Should Bikes Be Allowed to Roll through Stop Signs?

Joseph Stromberg discusses the "Idaho Stop"—so named because Idaho has been allowing bikers to roll through stop signs since 1982.

"Idaho's rule is pretty straightforward," writes Joseph Stromberg, "[if] a cyclist approaches a stop sign, he or she needs to slow down and look for traffic. If there's already a pedestrian, car, or another bike there, then the other vehicle has the right of way. If there's no traffic, however, the cyclist can slowly proceed. Basically, for bikers, a stop sign is a yield sign." Additonally, bikers approaching a red light must stop, but if there is no oncoming traffic, the biker can treat the light as a stop sign, and proceed through the intersection.

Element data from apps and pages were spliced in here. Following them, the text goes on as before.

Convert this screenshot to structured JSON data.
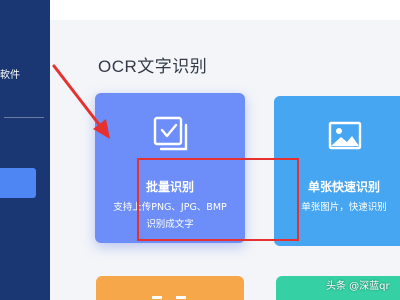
{
  "sidebar": {
    "partial_label": "軟件"
  },
  "main": {
    "title": "OCR文字识别"
  },
  "cards": {
    "batch": {
      "title": "批量识别",
      "desc_line1": "支持上传PNG、JPG、BMP",
      "desc_line2": "识别成文字",
      "icon": "select-image-icon"
    },
    "single": {
      "title": "单张快速识别",
      "desc": "单张图片，快速识别",
      "icon": "image-icon"
    }
  },
  "annotation": {
    "color": "#e5312f"
  },
  "watermark": "头条 @深蓝qr",
  "colors": {
    "sidebar": "#1b3773",
    "batch_card": "#6d8ef8",
    "single_card": "#46a6f2",
    "orange_card": "#f6a74a",
    "green_card": "#36d0a5"
  }
}
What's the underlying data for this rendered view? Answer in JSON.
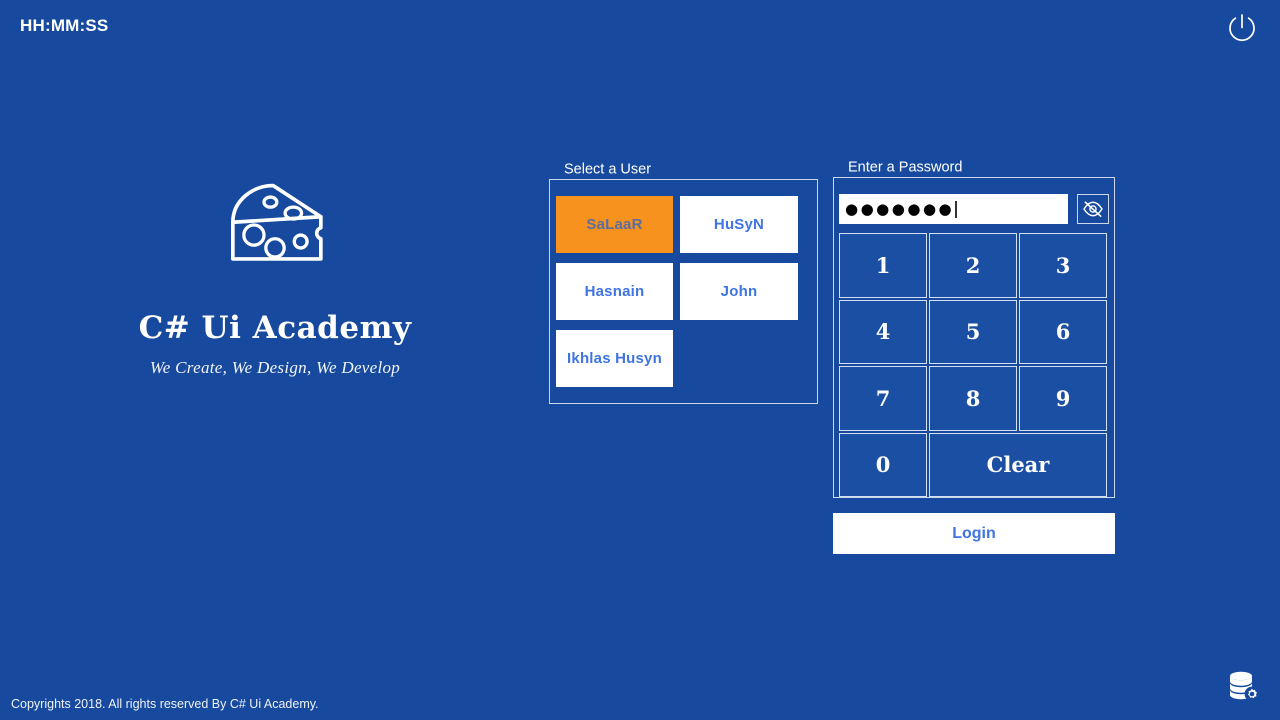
{
  "theme": {
    "background": "#174A9E",
    "accent_orange": "#F7921E",
    "button_white": "#FFFFFF",
    "link_blue": "#3F74E3",
    "selected_text": "#5C6DA0",
    "border_light": "#CDD8EA"
  },
  "topbar": {
    "clock": "HH:MM:SS",
    "power_icon": "power-icon",
    "power_label": "Power"
  },
  "brand": {
    "logo_icon": "cheese-wedge-icon",
    "title": "C# Ui Academy",
    "tagline": "We Create, We Design, We Develop"
  },
  "users_panel": {
    "legend": "Select a User",
    "items": [
      {
        "label": "SaLaaR",
        "selected": true
      },
      {
        "label": "HuSyN",
        "selected": false
      },
      {
        "label": "Hasnain",
        "selected": false
      },
      {
        "label": "John",
        "selected": false
      },
      {
        "label": "Ikhlas Husyn",
        "selected": false
      }
    ]
  },
  "password_panel": {
    "legend": "Enter a Password",
    "field": {
      "value_masked": "●●●●●●●",
      "character_count": 7,
      "placeholder": "",
      "masked": true
    },
    "toggle_icon": "eye-slash-icon",
    "toggle_label": "Show password",
    "keypad": [
      {
        "label": "1",
        "wide": false
      },
      {
        "label": "2",
        "wide": false
      },
      {
        "label": "3",
        "wide": false
      },
      {
        "label": "4",
        "wide": false
      },
      {
        "label": "5",
        "wide": false
      },
      {
        "label": "6",
        "wide": false
      },
      {
        "label": "7",
        "wide": false
      },
      {
        "label": "8",
        "wide": false
      },
      {
        "label": "9",
        "wide": false
      },
      {
        "label": "0",
        "wide": false
      },
      {
        "label": "Clear",
        "wide": true
      }
    ]
  },
  "login": {
    "label": "Login"
  },
  "footer": {
    "copyright": "Copyrights 2018. All rights reserved By C# Ui Academy.",
    "db_settings_icon": "database-gear-icon",
    "db_settings_label": "Database settings"
  }
}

After acknowledging that the Idaho Stop has not been adopted by many other locations—as well as detailing the simple physics problem that compels many bikers to choose not to stop—Stromberg goes on to examine research suggesting that the Idaho Stop is not any less safe than the more common alternative: "Public health researcher Jason Meggs found that after Idaho started allowing bikers to do this in 1982, injuries resulting from bicycle accidents dropped. When he compared recent census data from Boise to Bakersfield and Sacramento, California — relatively similar-sized cities with comparable percentages of bikers, topographies, precipitation patterns, and street layouts — he found that Sacramento had 30.5 percent more accidents per bike commuter and Bakersfield had 150 percent more."

Stromberg also makes a couple additional, less scientific, arguments in favor of allowing Idaho Stops.

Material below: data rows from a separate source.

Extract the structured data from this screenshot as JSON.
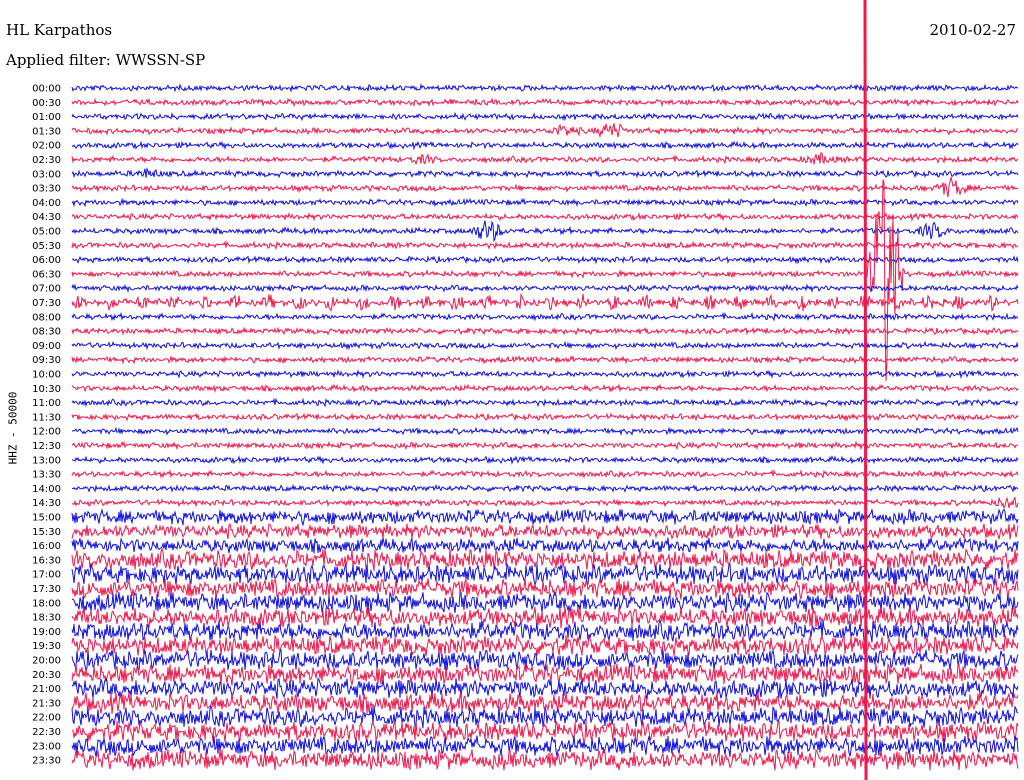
{
  "header": {
    "station": "HL Karpathos",
    "date": "2010-02-27",
    "filter": "Applied filter: WWSSN-SP",
    "channel": "HHZ - 50000"
  },
  "colors": {
    "trace_a": "#1010e0",
    "trace_b": "#f0184a"
  },
  "chart_data": {
    "type": "line",
    "title": "",
    "xlabel": "",
    "ylabel": "HHZ - 50000",
    "rows": [
      "00:00",
      "00:30",
      "01:00",
      "01:30",
      "02:00",
      "02:30",
      "03:00",
      "03:30",
      "04:00",
      "04:30",
      "05:00",
      "05:30",
      "06:00",
      "06:30",
      "07:00",
      "07:30",
      "08:00",
      "08:30",
      "09:00",
      "09:30",
      "10:00",
      "10:30",
      "11:00",
      "11:30",
      "12:00",
      "12:30",
      "13:00",
      "13:30",
      "14:00",
      "14:30",
      "15:00",
      "15:30",
      "16:00",
      "16:30",
      "17:00",
      "17:30",
      "18:00",
      "18:30",
      "19:00",
      "19:30",
      "20:00",
      "20:30",
      "21:00",
      "21:30",
      "22:00",
      "22:30",
      "23:00",
      "23:30"
    ],
    "row_colors": [
      "#1010e0",
      "#f0184a"
    ],
    "events": [
      {
        "row": "01:30",
        "x": 0.52,
        "amp": 0.8
      },
      {
        "row": "01:30",
        "x": 0.57,
        "amp": 1.2
      },
      {
        "row": "02:30",
        "x": 0.37,
        "amp": 0.5
      },
      {
        "row": "02:30",
        "x": 0.79,
        "amp": 0.7
      },
      {
        "row": "03:00",
        "x": 0.08,
        "amp": 0.6
      },
      {
        "row": "05:00",
        "x": 0.44,
        "amp": 1.8
      },
      {
        "row": "06:30",
        "x": 0.86,
        "amp": 20
      },
      {
        "row": "03:30",
        "x": 0.93,
        "amp": 1.5
      },
      {
        "row": "05:00",
        "x": 0.91,
        "amp": 1.2
      },
      {
        "row": "14:30",
        "x": 0.99,
        "amp": 0.9
      }
    ]
  }
}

Full Story: Why cyclists should be able to roll through stop signs and ride through red lights

Comments

Prepare for the AICP Exam

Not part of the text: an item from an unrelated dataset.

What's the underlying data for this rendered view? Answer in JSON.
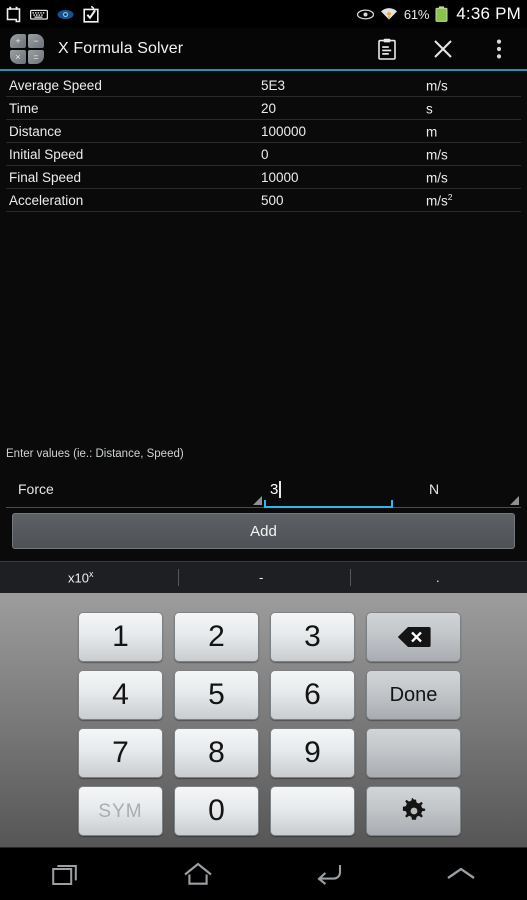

Join the thousands of students who have utilized the Planetizen AICP* Exam Preparation Class to prepare for the American Planning Association's AICP* exam.
Starting at $245
Planetizen Courses image ad

Planetizen Courses

Advance your career with subscription-based online courses tailored to the urban planning professional.
Starting at $16.95 a month
Book cover of the Guide to Graduate Planning Programs 4th Edition

Thinking about Grad School?

New! 4th Edition of the Planetizen Guide to Graduate Urban Planning Programs just released.
Starting at $24.95

City Coasters

Hand-drawn engraved maps of your favorite neighborhoods are divided up across 4 coasters making each one unique.
$36.00